— Records shown —
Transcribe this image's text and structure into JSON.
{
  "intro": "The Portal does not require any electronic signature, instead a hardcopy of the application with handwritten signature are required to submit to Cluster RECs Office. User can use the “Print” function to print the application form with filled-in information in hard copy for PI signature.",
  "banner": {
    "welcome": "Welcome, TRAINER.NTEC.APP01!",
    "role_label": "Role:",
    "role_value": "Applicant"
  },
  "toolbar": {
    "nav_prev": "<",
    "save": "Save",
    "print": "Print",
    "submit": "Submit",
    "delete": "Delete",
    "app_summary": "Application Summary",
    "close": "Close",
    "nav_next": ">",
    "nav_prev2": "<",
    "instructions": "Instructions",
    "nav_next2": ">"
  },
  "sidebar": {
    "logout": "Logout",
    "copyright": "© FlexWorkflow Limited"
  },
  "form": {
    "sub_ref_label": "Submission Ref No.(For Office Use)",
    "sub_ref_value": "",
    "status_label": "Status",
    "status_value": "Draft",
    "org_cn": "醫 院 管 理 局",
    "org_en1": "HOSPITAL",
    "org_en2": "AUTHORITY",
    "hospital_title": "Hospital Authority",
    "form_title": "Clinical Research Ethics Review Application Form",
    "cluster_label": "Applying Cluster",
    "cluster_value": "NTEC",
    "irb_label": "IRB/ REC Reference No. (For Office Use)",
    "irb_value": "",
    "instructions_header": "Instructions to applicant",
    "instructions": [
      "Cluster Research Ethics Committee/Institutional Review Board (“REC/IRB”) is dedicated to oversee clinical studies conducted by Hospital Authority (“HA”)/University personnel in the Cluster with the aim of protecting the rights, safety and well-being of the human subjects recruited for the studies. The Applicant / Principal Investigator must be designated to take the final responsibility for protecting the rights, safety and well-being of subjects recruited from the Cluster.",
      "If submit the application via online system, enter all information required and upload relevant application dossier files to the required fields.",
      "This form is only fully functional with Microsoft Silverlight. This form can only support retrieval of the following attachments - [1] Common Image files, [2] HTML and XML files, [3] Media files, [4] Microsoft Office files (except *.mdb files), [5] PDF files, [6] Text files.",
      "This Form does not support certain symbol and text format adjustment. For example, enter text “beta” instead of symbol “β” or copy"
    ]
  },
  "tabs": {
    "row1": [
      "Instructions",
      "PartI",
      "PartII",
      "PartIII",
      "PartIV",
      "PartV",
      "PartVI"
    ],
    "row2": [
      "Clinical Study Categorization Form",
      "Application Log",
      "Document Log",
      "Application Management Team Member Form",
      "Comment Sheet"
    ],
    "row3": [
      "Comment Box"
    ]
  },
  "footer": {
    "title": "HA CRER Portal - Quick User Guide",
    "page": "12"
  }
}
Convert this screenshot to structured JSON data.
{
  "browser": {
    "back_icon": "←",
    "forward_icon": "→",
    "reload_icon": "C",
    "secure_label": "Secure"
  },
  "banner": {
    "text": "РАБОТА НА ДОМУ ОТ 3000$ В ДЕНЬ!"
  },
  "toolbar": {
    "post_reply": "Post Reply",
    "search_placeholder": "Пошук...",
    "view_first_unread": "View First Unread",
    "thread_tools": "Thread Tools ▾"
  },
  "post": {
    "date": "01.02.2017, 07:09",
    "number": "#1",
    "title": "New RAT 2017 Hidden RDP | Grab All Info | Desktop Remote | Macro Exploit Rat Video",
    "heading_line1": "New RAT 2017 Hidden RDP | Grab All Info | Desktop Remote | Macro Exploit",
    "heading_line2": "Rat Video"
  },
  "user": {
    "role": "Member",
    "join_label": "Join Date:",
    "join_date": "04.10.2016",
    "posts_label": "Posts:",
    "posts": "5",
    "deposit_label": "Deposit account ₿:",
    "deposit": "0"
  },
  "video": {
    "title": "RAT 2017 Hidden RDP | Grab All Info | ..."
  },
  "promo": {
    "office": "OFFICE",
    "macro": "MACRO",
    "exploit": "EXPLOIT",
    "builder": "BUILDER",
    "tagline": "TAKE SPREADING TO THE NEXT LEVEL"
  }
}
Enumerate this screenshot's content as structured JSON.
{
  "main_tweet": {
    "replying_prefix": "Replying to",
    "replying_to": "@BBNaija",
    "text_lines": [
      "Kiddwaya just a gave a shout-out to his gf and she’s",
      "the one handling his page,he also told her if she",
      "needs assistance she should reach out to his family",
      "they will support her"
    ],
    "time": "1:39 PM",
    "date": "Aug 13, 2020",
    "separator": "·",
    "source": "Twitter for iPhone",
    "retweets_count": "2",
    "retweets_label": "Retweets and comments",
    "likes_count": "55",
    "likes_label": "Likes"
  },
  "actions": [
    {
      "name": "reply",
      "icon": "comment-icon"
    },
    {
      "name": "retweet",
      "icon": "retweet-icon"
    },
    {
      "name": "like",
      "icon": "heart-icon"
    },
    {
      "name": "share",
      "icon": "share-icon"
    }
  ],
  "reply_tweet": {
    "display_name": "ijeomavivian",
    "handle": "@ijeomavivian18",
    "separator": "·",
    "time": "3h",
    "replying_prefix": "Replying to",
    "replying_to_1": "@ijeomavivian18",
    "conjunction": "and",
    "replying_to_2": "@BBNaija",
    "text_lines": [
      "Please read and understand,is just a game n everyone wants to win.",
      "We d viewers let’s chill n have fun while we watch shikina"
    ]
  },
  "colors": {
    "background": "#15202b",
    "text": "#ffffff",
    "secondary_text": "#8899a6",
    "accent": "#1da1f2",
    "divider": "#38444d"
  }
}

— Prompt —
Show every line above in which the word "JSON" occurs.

— Written response —
Transcribe this image's text and structure into JSON.
Convert this screenshot to structured JSON data.
Enumerate this screenshot's content as structured JSON.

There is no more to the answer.